"Which feels heavier - a pound of lead or a pound of feathers?" A potential perceptual basis of a cognitive riddle (Wagman, J. B., Zimmerman, C., Sorric, C.; 2007) is a fun exercise in scientific work which tells us that the naive answer to this simple question just might not be that naive. From studies in psychology we know that that two objects of equal mass can feel unequally heavy depending on their mass distribution — the object with smaller volume (greater density) feels heavier, which we know as the size-weight illusion.

Lead and feathers were poured and stuffed in boxes of equal size, and blindfolded volunteers were asked to report on their comparative weight. Over 70% of the volunteers reported the lead box to be heavier than the box of feathers! It turns out that this experiment confirms previous findings on the perception of heaviness of an object; it is a function of the object's dynamical symmetry, which determines the direction and magnitude of muscular actions required to hold the object. An object with more dynamical symmetry requires less action to control, therefore feeling less heavy than an object with less dynamical symmetry, but the same total weight.

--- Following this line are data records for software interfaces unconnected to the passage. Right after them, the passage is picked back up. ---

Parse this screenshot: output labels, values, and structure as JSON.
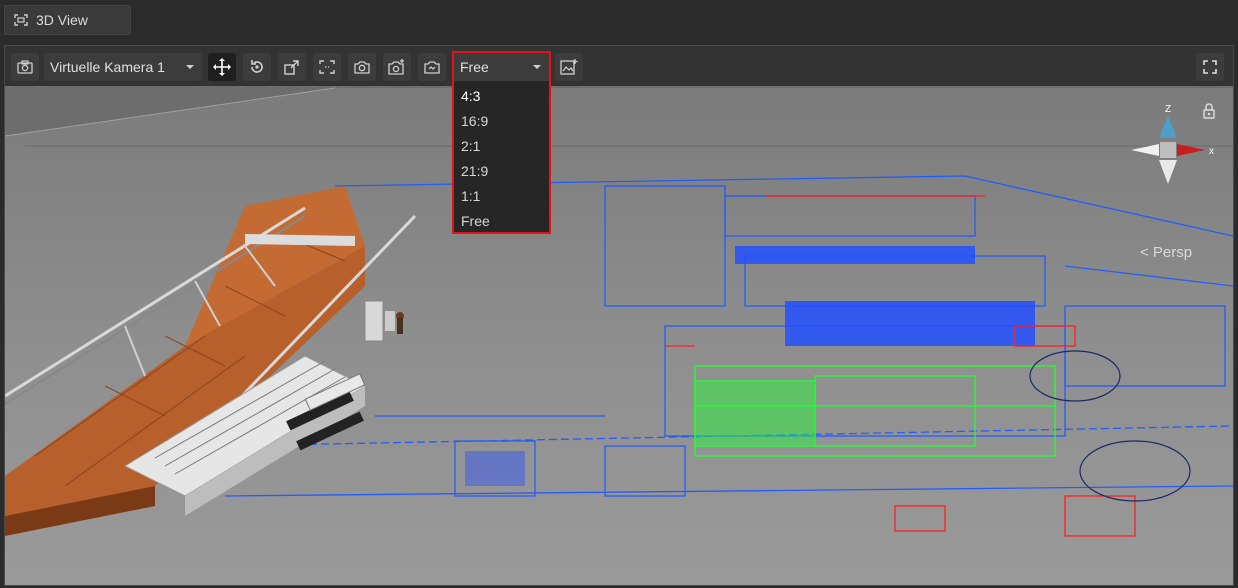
{
  "panel_tab": {
    "title": "3D View",
    "icon": "view-frame-icon"
  },
  "toolbar": {
    "camera_select": {
      "value": "Virtuelle Kamera 1"
    },
    "aspect_select": {
      "value": "Free"
    },
    "buttons": [
      {
        "name": "camera-icon"
      },
      {
        "name": "move-icon",
        "active": true
      },
      {
        "name": "orbit-icon"
      },
      {
        "name": "export-view-icon"
      },
      {
        "name": "frame-selection-icon"
      },
      {
        "name": "screenshot-icon"
      },
      {
        "name": "add-camera-icon"
      },
      {
        "name": "camera-settings-icon"
      },
      {
        "name": "add-image-icon"
      },
      {
        "name": "fullscreen-icon"
      }
    ]
  },
  "aspect_dropdown": {
    "options": [
      "4:3",
      "16:9",
      "2:1",
      "21:9",
      "1:1",
      "Free"
    ]
  },
  "gizmo": {
    "axis_y_label": "Z",
    "axis_x_label": "x",
    "projection_label": "< Persp",
    "lock_icon": "lock-icon"
  },
  "colors": {
    "highlight_border": "#e0141c",
    "floor": "#8c8c8c",
    "blueprint_blue": "#1e5cff",
    "blueprint_green": "#22ff33",
    "blueprint_red": "#ff2020",
    "wood": "#b8602c"
  }
}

Thus, the old question can finally be answered. Which feels heavier - a pound of lead or a pound of feathers? A pound of lead. Just cite this study to lesser academic acolytes.